### What the task asks
Below are the records. List every line holding the word "accent".

### Provided entries

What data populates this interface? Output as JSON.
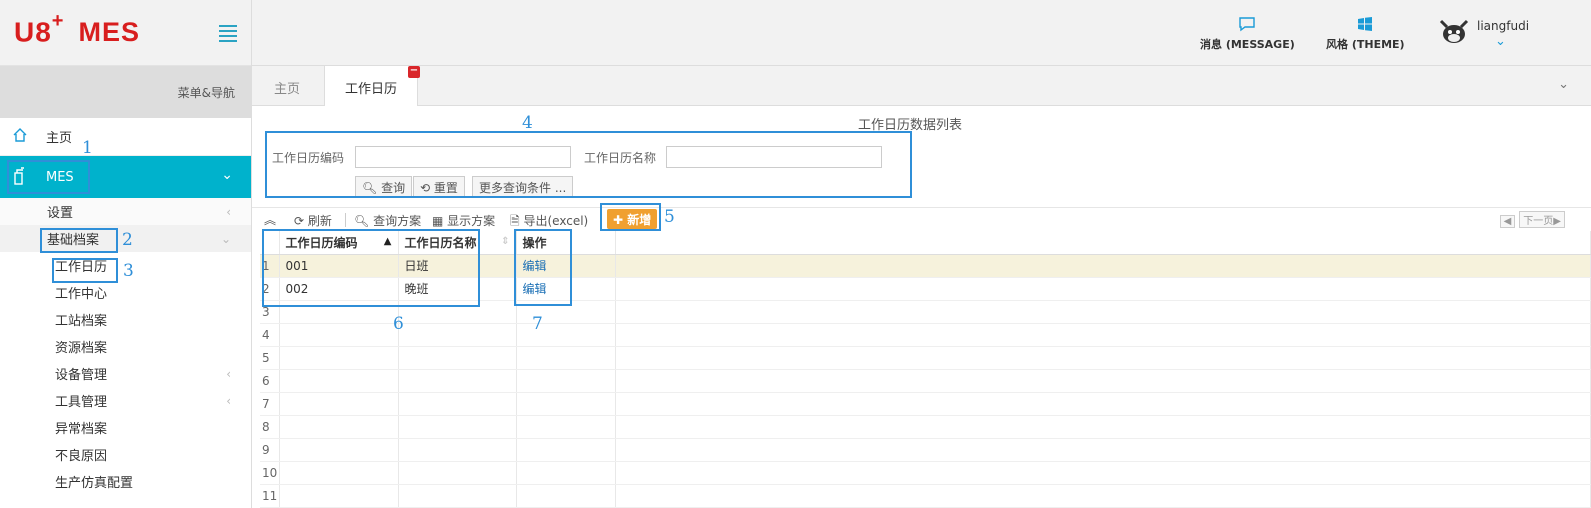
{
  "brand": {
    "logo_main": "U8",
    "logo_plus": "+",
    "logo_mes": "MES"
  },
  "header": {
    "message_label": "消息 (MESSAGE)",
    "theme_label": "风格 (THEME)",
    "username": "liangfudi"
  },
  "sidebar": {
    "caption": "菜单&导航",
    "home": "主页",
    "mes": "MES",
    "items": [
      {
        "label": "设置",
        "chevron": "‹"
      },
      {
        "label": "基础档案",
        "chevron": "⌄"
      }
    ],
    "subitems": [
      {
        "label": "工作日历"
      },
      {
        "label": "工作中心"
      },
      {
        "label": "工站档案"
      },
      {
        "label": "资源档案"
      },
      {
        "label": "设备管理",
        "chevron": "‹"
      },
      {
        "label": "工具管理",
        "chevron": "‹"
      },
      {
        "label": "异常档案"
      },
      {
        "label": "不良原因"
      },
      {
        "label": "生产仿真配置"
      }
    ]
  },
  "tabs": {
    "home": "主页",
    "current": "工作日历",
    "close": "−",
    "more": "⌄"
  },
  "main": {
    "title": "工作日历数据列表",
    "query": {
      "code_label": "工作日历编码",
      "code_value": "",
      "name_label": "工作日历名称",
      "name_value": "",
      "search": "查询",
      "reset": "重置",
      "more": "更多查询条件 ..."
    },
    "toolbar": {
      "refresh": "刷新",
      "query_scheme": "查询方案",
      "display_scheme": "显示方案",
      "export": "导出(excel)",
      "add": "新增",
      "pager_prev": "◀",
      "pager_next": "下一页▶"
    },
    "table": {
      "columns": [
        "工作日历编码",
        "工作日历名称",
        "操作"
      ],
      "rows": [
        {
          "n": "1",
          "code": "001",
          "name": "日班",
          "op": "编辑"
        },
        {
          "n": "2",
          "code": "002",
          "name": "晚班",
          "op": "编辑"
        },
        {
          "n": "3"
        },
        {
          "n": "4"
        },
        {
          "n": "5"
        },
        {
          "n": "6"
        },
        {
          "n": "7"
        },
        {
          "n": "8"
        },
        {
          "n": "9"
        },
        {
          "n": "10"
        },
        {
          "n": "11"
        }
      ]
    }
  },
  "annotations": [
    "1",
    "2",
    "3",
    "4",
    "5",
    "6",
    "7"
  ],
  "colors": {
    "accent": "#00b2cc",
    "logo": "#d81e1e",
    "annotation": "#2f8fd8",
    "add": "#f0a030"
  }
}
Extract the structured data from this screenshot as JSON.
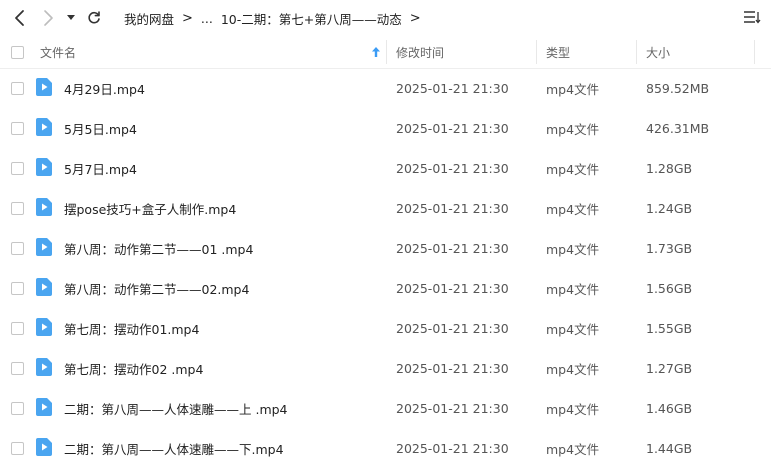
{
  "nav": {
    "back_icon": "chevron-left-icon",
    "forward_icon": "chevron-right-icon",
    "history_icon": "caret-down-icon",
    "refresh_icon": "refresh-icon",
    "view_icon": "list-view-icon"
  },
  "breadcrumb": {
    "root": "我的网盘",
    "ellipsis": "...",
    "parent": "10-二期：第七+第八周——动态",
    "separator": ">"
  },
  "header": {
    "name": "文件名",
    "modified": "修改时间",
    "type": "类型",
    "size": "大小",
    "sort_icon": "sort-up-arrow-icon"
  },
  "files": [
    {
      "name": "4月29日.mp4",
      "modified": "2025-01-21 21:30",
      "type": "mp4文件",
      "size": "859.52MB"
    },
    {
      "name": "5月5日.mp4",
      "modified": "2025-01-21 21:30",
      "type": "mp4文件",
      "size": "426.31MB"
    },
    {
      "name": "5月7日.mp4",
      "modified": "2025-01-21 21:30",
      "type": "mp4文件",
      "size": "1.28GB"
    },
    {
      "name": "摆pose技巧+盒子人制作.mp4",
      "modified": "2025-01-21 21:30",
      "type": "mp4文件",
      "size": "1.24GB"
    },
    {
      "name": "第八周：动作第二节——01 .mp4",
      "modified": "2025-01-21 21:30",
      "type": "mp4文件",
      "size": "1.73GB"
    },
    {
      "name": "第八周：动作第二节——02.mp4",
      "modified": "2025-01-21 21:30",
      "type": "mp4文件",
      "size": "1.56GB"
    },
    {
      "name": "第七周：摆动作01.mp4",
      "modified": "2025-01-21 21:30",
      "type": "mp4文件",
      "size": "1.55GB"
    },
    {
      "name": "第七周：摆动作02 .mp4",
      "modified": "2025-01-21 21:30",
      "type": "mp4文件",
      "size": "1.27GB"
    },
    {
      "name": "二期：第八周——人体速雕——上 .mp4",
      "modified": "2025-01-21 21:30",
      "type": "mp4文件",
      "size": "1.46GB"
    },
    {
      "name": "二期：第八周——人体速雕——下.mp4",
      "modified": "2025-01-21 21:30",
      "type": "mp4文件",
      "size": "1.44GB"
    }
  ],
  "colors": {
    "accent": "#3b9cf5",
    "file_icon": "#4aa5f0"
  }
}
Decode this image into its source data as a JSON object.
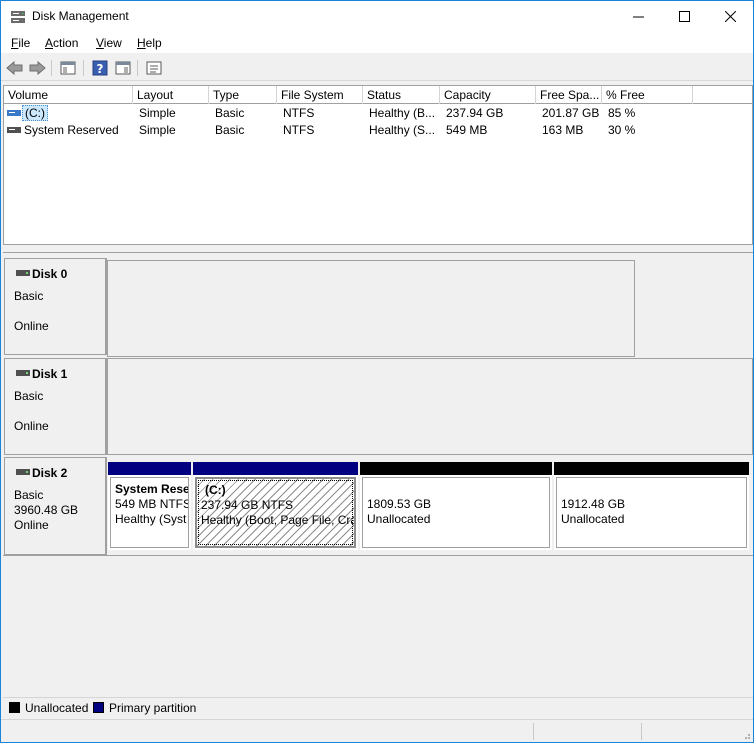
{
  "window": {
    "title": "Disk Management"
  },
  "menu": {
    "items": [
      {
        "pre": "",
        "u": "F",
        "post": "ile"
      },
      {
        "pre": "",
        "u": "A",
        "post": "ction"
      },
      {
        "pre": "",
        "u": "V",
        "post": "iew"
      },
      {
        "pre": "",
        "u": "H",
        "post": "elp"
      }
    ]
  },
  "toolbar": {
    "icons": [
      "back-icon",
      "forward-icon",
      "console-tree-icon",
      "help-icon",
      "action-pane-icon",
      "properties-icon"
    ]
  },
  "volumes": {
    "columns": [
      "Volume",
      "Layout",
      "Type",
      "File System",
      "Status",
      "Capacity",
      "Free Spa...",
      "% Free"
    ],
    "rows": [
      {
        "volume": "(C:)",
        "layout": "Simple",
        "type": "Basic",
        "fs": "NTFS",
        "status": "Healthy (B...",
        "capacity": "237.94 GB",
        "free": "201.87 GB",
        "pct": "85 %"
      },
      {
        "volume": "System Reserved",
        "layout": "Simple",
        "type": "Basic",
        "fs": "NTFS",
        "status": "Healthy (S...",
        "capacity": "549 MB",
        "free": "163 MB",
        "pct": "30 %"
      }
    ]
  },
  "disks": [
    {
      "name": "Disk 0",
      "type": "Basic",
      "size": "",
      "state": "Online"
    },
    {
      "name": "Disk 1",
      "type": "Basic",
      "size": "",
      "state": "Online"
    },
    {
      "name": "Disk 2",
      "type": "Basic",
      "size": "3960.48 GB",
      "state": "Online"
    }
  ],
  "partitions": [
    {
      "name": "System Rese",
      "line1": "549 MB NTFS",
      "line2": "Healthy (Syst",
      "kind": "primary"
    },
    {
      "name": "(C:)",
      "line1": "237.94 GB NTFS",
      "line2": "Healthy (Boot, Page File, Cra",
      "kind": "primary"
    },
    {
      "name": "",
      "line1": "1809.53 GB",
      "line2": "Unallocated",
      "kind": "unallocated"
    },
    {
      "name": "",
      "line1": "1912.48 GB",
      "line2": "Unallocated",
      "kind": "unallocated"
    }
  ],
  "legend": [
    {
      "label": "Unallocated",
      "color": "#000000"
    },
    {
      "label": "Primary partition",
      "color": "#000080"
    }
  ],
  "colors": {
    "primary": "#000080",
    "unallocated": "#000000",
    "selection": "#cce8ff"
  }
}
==
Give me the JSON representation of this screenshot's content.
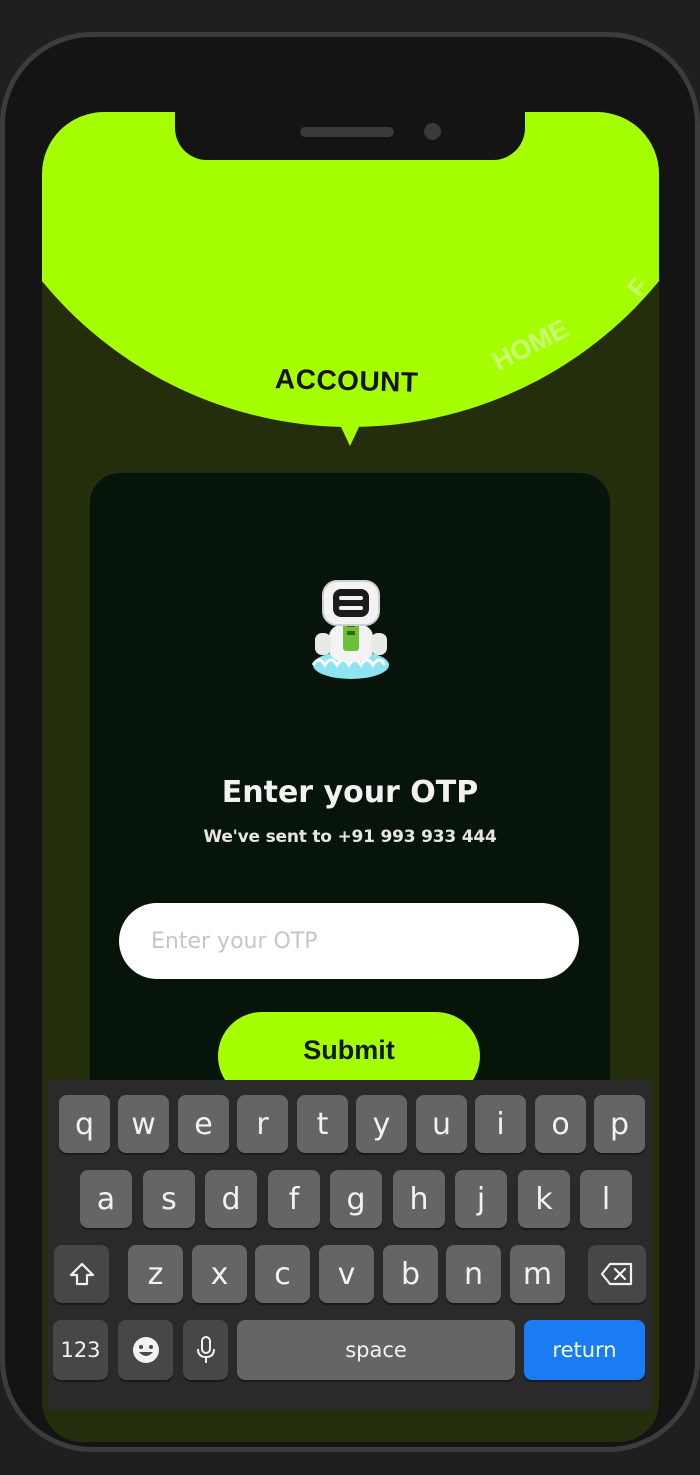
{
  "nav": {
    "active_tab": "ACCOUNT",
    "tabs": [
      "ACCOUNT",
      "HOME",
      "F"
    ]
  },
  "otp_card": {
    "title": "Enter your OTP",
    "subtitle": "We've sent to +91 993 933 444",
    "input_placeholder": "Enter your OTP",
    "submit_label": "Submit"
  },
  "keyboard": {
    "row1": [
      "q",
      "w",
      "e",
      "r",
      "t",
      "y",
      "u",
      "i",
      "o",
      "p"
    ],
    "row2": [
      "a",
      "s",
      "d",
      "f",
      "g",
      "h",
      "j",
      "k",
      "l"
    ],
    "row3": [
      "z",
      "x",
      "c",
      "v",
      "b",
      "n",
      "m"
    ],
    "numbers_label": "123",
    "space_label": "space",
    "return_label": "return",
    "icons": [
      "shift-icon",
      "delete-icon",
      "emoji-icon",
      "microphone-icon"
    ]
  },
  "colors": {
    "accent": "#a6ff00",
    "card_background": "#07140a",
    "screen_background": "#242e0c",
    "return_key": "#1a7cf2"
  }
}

### Output of the task
    "accent": "#00b2cc",
    "accent": "#3b9cf5",
    "accent": "#a6ff00",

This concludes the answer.